At the outset, we note that the juvenile court found the ICWA did not apply at a hearing in December 2006. The new statute did not become effective until January 2007. Nothing in the statute suggests that it should operate retroactively and there is no basis for doing so. (Californians for Disability Rights v. Mervyn's, LLC (2006) 39 Cal.4th 223, 230-231, 46 Cal.Rptr.3d 57, 138 P.3d 207.)
To the extent that the court's reiteration in March 2007 of its earlier conclusion that the ICWA did not apply brings this case within the effective date of the statute, appellant still cannot prevail. The new provision set forth above relates to the evidence required to determine whether the ICWA applies. No objection to the evidentiary basis for the court's ruling was made at either the December 2006 or the March 2007 hearing. Any claim of failure to comply with the terms of the statute has been forfeited. (In re Christopher B. (1996) 43 Cal.App.4th 551, 558, 51 Cal.Rptr.2d 43; In re Dakota S. (2000) 85 Cal.App.4th 494, 501-502, 102 Cal.Rptr.2d 196; In re S.B. (2004) 32 Cal.4th 1287, 1293, fn. 2, 13 Cal.Rptr.3d 786, 90 P.3d 746.)
Additionally, we note that three of the four tribal responses did fall within the provisions of the new statute.
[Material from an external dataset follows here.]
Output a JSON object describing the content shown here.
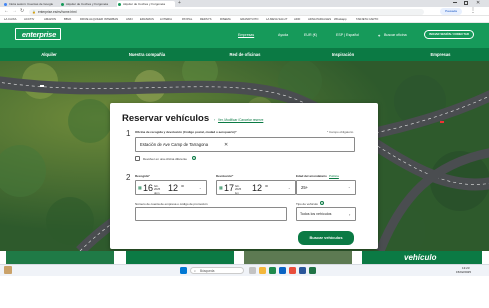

The forth response, from the United Keetoowah Band of Cherokee Indians in Oklahoma, referred primarily to lack of enrollment but also included language which, when construed as a whole, satisfied the additional requirements of section 224.3, subdivision (e)(1).
The judgment of disposition is affirmed.
1. The half-sibling has a different father and is not a subject of this appeal.
We concur: SCOTLAND, P.J., and DAVIS, J.